Segment Start: Task data
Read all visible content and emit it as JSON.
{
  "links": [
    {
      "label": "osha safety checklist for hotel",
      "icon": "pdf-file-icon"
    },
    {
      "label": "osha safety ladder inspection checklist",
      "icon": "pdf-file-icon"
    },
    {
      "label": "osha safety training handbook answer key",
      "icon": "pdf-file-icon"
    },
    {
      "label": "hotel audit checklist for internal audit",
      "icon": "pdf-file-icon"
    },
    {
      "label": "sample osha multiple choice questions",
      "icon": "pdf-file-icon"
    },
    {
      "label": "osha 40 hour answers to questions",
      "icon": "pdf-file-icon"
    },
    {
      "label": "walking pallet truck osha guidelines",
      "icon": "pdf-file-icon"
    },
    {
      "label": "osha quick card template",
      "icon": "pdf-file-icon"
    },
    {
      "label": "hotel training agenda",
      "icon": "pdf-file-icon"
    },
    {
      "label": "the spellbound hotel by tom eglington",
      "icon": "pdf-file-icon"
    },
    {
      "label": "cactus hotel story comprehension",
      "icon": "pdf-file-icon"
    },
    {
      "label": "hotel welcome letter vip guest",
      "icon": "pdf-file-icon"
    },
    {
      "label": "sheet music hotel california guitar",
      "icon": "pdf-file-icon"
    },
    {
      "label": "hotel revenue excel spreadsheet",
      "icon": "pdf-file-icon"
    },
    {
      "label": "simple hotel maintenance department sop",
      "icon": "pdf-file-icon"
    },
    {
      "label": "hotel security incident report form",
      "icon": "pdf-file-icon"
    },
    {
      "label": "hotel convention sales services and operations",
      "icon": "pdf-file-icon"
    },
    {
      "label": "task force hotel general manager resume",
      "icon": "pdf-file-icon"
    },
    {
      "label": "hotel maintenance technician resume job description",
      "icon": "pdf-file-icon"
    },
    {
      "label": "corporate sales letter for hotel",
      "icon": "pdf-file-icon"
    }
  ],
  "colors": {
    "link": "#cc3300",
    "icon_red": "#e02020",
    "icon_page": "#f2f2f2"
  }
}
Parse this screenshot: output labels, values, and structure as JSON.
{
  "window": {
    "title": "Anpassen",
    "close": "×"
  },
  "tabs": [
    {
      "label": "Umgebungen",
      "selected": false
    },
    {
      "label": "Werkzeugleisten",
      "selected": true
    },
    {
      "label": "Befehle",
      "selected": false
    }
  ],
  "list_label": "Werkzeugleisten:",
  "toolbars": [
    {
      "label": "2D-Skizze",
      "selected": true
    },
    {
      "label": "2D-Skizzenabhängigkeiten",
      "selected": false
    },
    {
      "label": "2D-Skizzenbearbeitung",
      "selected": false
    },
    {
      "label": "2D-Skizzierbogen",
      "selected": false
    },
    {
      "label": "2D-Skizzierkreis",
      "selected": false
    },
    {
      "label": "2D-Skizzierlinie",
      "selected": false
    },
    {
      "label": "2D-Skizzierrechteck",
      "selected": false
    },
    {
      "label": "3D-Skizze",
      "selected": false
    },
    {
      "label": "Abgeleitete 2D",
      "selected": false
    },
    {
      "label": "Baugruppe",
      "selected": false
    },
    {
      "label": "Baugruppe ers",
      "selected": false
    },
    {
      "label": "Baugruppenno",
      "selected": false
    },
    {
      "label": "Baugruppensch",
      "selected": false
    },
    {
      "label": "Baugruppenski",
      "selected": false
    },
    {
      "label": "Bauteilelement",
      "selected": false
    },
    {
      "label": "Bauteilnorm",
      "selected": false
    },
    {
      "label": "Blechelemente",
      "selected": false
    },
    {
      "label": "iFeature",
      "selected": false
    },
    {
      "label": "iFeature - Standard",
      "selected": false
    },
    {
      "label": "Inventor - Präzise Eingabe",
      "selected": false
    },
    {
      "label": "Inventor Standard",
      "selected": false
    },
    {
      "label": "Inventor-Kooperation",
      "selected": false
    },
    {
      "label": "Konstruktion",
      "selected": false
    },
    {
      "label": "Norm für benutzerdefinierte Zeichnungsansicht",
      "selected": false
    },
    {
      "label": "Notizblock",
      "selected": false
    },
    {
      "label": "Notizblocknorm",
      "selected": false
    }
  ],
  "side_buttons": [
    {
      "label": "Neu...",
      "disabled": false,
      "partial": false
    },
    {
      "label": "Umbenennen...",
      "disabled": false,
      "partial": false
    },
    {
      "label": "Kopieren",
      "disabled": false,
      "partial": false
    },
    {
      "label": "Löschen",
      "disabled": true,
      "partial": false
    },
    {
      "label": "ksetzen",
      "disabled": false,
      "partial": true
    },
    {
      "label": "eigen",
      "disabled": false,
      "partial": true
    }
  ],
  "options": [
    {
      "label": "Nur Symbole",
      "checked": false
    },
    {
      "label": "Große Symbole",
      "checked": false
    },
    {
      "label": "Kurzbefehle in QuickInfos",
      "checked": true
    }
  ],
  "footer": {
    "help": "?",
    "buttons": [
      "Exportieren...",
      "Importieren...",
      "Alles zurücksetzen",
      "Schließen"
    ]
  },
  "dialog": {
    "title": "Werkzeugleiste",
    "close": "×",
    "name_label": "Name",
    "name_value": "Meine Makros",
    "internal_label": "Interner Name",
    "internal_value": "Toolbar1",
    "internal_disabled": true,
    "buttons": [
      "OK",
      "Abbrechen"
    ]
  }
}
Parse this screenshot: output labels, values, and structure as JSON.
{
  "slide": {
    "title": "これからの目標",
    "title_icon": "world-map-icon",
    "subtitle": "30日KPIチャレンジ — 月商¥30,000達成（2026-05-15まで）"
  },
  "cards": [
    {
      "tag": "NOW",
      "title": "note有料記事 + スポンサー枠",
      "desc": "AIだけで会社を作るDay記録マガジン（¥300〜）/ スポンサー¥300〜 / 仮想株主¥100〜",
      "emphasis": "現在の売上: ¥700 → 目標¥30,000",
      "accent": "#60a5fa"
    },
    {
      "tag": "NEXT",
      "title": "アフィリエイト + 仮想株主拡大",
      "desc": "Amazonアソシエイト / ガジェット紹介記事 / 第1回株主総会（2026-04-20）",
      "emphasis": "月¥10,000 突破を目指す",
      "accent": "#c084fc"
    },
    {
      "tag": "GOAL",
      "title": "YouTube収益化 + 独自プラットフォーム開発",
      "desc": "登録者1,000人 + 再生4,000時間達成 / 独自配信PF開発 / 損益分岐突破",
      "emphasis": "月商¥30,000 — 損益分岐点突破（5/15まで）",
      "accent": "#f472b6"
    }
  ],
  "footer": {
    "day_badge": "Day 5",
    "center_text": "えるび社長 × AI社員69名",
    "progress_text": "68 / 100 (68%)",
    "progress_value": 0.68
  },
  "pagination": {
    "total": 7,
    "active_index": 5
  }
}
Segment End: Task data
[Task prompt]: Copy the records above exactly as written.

[Final answer]:
Read all visible content and emit it as JSON.
{
  "links": [
    {
      "label": "osha safety checklist for hotel",
      "icon": "pdf-file-icon"
    },
    {
      "label": "osha safety ladder inspection checklist",
      "icon": "pdf-file-icon"
    },
    {
      "label": "osha safety training handbook answer key",
      "icon": "pdf-file-icon"
    },
    {
      "label": "hotel audit checklist for internal audit",
      "icon": "pdf-file-icon"
    },
    {
      "label": "sample osha multiple choice questions",
      "icon": "pdf-file-icon"
    },
    {
      "label": "osha 40 hour answers to questions",
      "icon": "pdf-file-icon"
    },
    {
      "label": "walking pallet truck osha guidelines",
      "icon": "pdf-file-icon"
    },
    {
      "label": "osha quick card template",
      "icon": "pdf-file-icon"
    },
    {
      "label": "hotel training agenda",
      "icon": "pdf-file-icon"
    },
    {
      "label": "the spellbound hotel by tom eglington",
      "icon": "pdf-file-icon"
    },
    {
      "label": "cactus hotel story comprehension",
      "icon": "pdf-file-icon"
    },
    {
      "label": "hotel welcome letter vip guest",
      "icon": "pdf-file-icon"
    },
    {
      "label": "sheet music hotel california guitar",
      "icon": "pdf-file-icon"
    },
    {
      "label": "hotel revenue excel spreadsheet",
      "icon": "pdf-file-icon"
    },
    {
      "label": "simple hotel maintenance department sop",
      "icon": "pdf-file-icon"
    },
    {
      "label": "hotel security incident report form",
      "icon": "pdf-file-icon"
    },
    {
      "label": "hotel convention sales services and operations",
      "icon": "pdf-file-icon"
    },
    {
      "label": "task force hotel general manager resume",
      "icon": "pdf-file-icon"
    },
    {
      "label": "hotel maintenance technician resume job description",
      "icon": "pdf-file-icon"
    },
    {
      "label": "corporate sales letter for hotel",
      "icon": "pdf-file-icon"
    }
  ],
  "colors": {
    "link": "#cc3300",
    "icon_red": "#e02020",
    "icon_page": "#f2f2f2"
  }
}
Parse this screenshot: output labels, values, and structure as JSON.
{
  "window": {
    "title": "Anpassen",
    "close": "×"
  },
  "tabs": [
    {
      "label": "Umgebungen",
      "selected": false
    },
    {
      "label": "Werkzeugleisten",
      "selected": true
    },
    {
      "label": "Befehle",
      "selected": false
    }
  ],
  "list_label": "Werkzeugleisten:",
  "toolbars": [
    {
      "label": "2D-Skizze",
      "selected": true
    },
    {
      "label": "2D-Skizzenabhängigkeiten",
      "selected": false
    },
    {
      "label": "2D-Skizzenbearbeitung",
      "selected": false
    },
    {
      "label": "2D-Skizzierbogen",
      "selected": false
    },
    {
      "label": "2D-Skizzierkreis",
      "selected": false
    },
    {
      "label": "2D-Skizzierlinie",
      "selected": false
    },
    {
      "label": "2D-Skizzierrechteck",
      "selected": false
    },
    {
      "label": "3D-Skizze",
      "selected": false
    },
    {
      "label": "Abgeleitete 2D",
      "selected": false
    },
    {
      "label": "Baugruppe",
      "selected": false
    },
    {
      "label": "Baugruppe ers",
      "selected": false
    },
    {
      "label": "Baugruppenno",
      "selected": false
    },
    {
      "label": "Baugruppensch",
      "selected": false
    },
    {
      "label": "Baugruppenski",
      "selected": false
    },
    {
      "label": "Bauteilelement",
      "selected": false
    },
    {
      "label": "Bauteilnorm",
      "selected": false
    },
    {
      "label": "Blechelemente",
      "selected": false
    },
    {
      "label": "iFeature",
      "selected": false
    },
    {
      "label": "iFeature - Standard",
      "selected": false
    },
    {
      "label": "Inventor - Präzise Eingabe",
      "selected": false
    },
    {
      "label": "Inventor Standard",
      "selected": false
    },
    {
      "label": "Inventor-Kooperation",
      "selected": false
    },
    {
      "label": "Konstruktion",
      "selected": false
    },
    {
      "label": "Norm für benutzerdefinierte Zeichnungsansicht",
      "selected": false
    },
    {
      "label": "Notizblock",
      "selected": false
    },
    {
      "label": "Notizblocknorm",
      "selected": false
    }
  ],
  "side_buttons": [
    {
      "label": "Neu...",
      "disabled": false,
      "partial": false
    },
    {
      "label": "Umbenennen...",
      "disabled": false,
      "partial": false
    },
    {
      "label": "Kopieren",
      "disabled": false,
      "partial": false
    },
    {
      "label": "Löschen",
      "disabled": true,
      "partial": false
    },
    {
      "label": "ksetzen",
      "disabled": false,
      "partial": true
    },
    {
      "label": "eigen",
      "disabled": false,
      "partial": true
    }
  ],
  "options": [
    {
      "label": "Nur Symbole",
      "checked": false
    },
    {
      "label": "Große Symbole",
      "checked": false
    },
    {
      "label": "Kurzbefehle in QuickInfos",
      "checked": true
    }
  ],
  "footer": {
    "help": "?",
    "buttons": [
      "Exportieren...",
      "Importieren...",
      "Alles zurücksetzen",
      "Schließen"
    ]
  },
  "dialog": {
    "title": "Werkzeugleiste",
    "close": "×",
    "name_label": "Name",
    "name_value": "Meine Makros",
    "internal_label": "Interner Name",
    "internal_value": "Toolbar1",
    "internal_disabled": true,
    "buttons": [
      "OK",
      "Abbrechen"
    ]
  }
}
Parse this screenshot: output labels, values, and structure as JSON.
{
  "slide": {
    "title": "これからの目標",
    "title_icon": "world-map-icon",
    "subtitle": "30日KPIチャレンジ — 月商¥30,000達成（2026-05-15まで）"
  },
  "cards": [
    {
      "tag": "NOW",
      "title": "note有料記事 + スポンサー枠",
      "desc": "AIだけで会社を作るDay記録マガジン（¥300〜）/ スポンサー¥300〜 / 仮想株主¥100〜",
      "emphasis": "現在の売上: ¥700 → 目標¥30,000",
      "accent": "#60a5fa"
    },
    {
      "tag": "NEXT",
      "title": "アフィリエイト + 仮想株主拡大",
      "desc": "Amazonアソシエイト / ガジェット紹介記事 / 第1回株主総会（2026-04-20）",
      "emphasis": "月¥10,000 突破を目指す",
      "accent": "#c084fc"
    },
    {
      "tag": "GOAL",
      "title": "YouTube収益化 + 独自プラットフォーム開発",
      "desc": "登録者1,000人 + 再生4,000時間達成 / 独自配信PF開発 / 損益分岐突破",
      "emphasis": "月商¥30,000 — 損益分岐点突破（5/15まで）",
      "accent": "#f472b6"
    }
  ],
  "footer": {
    "day_badge": "Day 5",
    "center_text": "えるび社長 × AI社員69名",
    "progress_text": "68 / 100 (68%)",
    "progress_value": 0.68
  },
  "pagination": {
    "total": 7,
    "active_index": 5
  }
}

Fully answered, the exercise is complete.